# How to complete this task
State how many lines in the listing below hold "true", with no other words.

# Listed entries
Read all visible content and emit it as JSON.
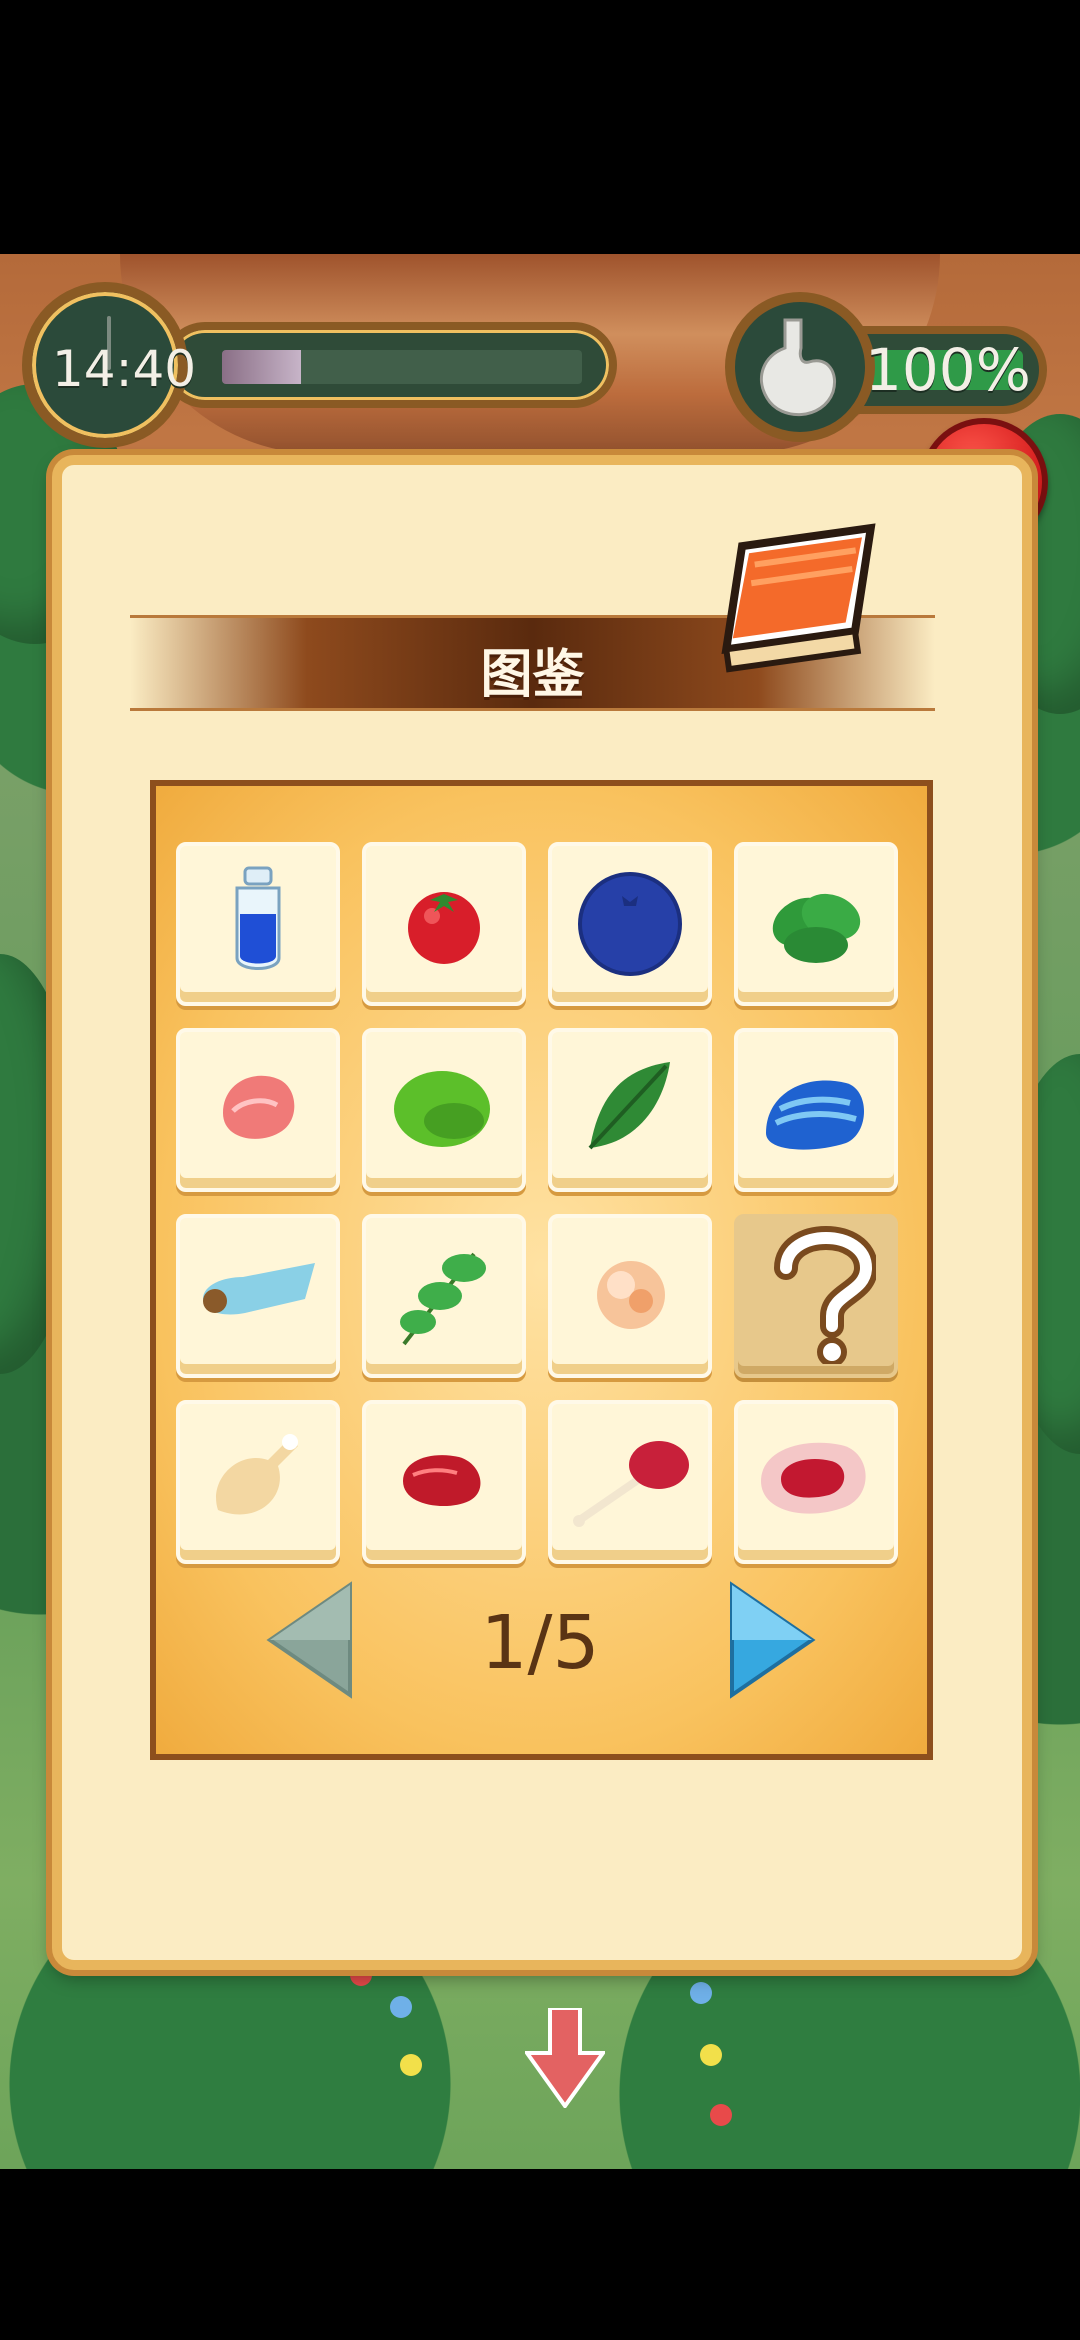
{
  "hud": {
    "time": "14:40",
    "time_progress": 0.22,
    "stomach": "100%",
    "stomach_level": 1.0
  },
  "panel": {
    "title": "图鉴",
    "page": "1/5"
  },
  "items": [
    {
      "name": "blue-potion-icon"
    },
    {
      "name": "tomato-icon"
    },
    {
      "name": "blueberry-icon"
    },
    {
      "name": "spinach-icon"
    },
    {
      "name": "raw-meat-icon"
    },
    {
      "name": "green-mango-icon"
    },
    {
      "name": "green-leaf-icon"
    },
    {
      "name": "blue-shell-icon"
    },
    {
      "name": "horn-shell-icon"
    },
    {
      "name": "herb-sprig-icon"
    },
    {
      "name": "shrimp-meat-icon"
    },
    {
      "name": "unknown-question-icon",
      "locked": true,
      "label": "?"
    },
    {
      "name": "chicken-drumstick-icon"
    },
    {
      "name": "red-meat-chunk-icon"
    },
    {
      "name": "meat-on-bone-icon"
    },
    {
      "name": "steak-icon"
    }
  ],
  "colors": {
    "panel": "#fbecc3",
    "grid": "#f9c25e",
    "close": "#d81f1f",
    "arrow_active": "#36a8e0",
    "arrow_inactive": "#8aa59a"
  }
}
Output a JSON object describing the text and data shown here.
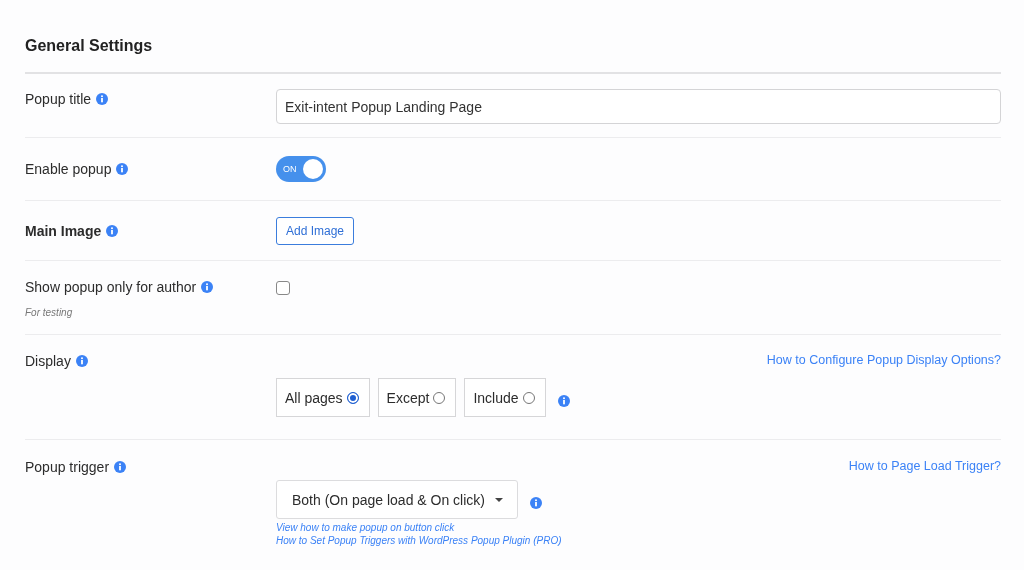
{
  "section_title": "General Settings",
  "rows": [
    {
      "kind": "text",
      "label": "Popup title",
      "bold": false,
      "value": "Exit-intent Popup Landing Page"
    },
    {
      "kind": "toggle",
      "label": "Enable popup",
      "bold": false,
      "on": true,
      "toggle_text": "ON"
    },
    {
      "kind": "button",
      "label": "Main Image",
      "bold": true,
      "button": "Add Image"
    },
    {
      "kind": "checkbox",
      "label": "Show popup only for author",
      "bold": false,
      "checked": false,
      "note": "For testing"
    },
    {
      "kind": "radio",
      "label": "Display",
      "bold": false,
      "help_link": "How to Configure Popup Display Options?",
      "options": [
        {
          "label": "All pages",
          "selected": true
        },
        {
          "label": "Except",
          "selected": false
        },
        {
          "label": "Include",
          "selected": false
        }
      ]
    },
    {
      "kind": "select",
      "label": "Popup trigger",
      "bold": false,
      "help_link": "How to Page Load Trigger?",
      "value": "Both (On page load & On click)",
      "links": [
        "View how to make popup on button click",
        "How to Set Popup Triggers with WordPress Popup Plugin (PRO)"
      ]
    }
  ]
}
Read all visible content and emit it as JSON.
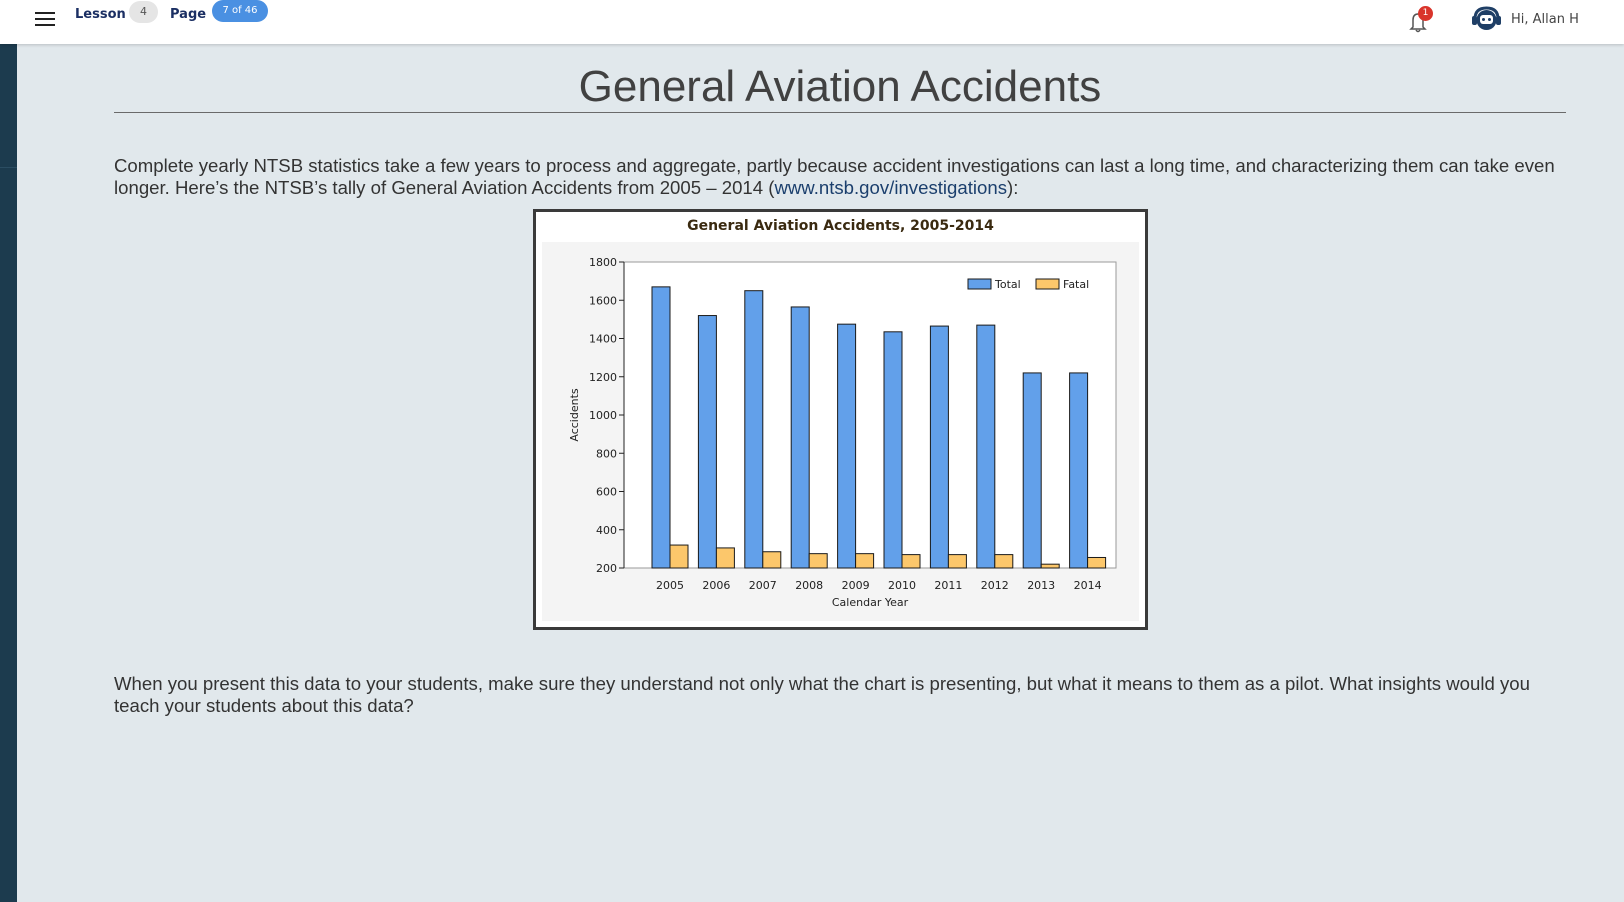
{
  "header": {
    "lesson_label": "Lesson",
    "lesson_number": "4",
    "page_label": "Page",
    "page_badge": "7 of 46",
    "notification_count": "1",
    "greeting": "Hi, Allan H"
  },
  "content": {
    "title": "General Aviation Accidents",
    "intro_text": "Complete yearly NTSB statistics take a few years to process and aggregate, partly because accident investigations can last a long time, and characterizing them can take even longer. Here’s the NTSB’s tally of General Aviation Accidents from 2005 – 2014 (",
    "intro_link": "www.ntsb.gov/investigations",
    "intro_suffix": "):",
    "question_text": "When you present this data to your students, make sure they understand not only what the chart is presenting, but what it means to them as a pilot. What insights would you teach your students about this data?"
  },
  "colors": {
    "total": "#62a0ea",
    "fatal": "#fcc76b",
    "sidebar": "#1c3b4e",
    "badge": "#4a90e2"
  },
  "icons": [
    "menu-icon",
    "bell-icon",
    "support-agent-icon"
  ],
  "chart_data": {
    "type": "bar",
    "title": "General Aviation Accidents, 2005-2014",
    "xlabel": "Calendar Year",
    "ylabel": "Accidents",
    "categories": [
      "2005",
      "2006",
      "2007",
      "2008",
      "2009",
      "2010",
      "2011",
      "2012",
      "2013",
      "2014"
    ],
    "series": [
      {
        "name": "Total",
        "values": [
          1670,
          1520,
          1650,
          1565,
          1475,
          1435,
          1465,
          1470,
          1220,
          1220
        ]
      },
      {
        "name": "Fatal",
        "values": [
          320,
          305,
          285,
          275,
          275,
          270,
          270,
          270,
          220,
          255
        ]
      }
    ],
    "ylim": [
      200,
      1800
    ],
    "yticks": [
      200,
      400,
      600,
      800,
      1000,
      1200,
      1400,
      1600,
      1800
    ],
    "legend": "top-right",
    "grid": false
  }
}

# Exercise result
4